Having a system that learns from employees and helps them with everyday work will motivate the employers to invest into their teams. The better the decisions that the team makes today, the more optimized the process will be in the future.

  1. Artificial “stupidity”

How can we protect ourselves from mistakes? If intelligence comes from learning, and systems have a training phase in which they “learn” to detect the right patterns and act accordingly, can a system be fully trained? Of course, that training phase can’t possibly cover all of the examples a system may come to deal with in the real world. So, what happens then?

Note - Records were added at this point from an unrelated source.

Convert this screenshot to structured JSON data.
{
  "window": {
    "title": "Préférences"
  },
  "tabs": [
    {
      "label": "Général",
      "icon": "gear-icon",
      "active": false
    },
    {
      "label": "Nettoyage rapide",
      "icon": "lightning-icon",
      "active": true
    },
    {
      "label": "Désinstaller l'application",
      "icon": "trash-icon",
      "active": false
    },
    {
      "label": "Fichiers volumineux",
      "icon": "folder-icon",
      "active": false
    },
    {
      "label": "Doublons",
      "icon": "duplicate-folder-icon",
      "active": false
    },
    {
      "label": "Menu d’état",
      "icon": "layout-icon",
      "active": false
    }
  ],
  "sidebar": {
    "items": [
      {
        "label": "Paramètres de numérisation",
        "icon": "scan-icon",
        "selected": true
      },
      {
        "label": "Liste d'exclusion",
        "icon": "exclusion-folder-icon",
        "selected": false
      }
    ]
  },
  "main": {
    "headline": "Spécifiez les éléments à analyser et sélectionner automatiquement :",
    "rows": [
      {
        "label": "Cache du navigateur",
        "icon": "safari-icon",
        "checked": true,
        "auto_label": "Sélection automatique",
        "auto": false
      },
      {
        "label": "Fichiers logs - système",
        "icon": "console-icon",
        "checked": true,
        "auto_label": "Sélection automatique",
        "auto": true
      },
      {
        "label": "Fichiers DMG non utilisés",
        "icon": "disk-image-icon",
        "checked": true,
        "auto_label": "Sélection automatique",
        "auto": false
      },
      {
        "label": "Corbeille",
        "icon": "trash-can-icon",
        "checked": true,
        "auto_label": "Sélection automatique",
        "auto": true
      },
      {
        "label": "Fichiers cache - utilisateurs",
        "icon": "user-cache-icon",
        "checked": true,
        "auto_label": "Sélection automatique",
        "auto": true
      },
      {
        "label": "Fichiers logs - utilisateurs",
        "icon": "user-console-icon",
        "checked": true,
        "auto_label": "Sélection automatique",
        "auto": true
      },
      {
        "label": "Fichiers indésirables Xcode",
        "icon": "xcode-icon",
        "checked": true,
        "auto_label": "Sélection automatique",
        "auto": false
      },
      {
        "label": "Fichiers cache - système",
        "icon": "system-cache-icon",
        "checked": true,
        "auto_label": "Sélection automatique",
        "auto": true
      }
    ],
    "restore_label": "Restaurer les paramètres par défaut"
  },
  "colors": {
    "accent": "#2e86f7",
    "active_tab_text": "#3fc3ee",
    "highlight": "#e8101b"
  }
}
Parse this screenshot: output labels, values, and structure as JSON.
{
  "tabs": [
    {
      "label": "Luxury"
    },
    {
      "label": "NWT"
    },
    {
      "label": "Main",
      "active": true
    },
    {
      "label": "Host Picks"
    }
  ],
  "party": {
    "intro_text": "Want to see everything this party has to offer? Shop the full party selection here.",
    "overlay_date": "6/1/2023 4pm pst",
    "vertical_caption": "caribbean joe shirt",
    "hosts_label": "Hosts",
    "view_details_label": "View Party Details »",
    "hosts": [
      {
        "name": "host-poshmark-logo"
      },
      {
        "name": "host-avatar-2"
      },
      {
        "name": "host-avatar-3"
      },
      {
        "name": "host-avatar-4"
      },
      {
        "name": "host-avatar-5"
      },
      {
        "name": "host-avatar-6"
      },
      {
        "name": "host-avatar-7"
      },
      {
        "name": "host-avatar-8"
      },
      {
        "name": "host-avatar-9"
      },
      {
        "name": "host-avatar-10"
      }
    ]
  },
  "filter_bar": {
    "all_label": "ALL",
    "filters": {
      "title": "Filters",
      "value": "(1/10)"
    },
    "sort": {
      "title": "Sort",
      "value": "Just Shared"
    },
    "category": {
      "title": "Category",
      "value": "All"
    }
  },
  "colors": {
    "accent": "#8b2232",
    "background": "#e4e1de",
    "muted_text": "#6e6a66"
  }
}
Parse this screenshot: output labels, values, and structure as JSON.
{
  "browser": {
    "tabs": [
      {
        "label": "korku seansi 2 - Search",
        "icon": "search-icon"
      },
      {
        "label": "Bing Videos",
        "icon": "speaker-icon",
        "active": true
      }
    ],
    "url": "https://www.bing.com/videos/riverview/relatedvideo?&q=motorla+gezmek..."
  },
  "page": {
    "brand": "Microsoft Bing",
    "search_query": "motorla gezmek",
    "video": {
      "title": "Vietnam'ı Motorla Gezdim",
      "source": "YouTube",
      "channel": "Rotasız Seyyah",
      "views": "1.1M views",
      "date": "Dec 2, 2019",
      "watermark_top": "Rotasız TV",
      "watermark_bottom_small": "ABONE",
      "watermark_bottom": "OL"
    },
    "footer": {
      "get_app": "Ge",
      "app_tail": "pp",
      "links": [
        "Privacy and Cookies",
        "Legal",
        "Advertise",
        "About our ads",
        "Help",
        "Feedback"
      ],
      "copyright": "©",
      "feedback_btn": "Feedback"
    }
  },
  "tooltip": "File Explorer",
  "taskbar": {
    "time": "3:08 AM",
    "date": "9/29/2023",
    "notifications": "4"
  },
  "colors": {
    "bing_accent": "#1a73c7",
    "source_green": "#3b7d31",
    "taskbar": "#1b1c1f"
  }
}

When it comes to issues regarding public safety, health care and diversity, the human element is still definitely needed. We’ll see how AI proves itself against these sensitive issues, but if it’s learning from our general behavior it still has a lot to learn.

  1. Security.

How do we protect our society from all the damage if AI is used maliciously? After all, we’re dealing here with systems that can become faster and more capable than us by orders of magnitude.

A lot of thought has been given to this issue and we already have initiatives such as OpenAI. This nonprofit aims to ensure that artificial general intelligence benefits all of humanity. They’ve been active since 2015 and have already testified at the US Congress Artificial Intelligence Hearing III and the first US congressional hearing on AGI.

The question on whether AI will influence our lives positively or negatively probably won’t be answered in the next few years. In the meantime, enjoy all the benefits.

Get weekly updates

Subscribe to Teodesk Newsletter to get the newest business trends straight into your inbox!

If you subscribe to our Newsletter we will use your e-mail address for sending you our Newsletter information.

I agree with Privacy Policy

You might like these stories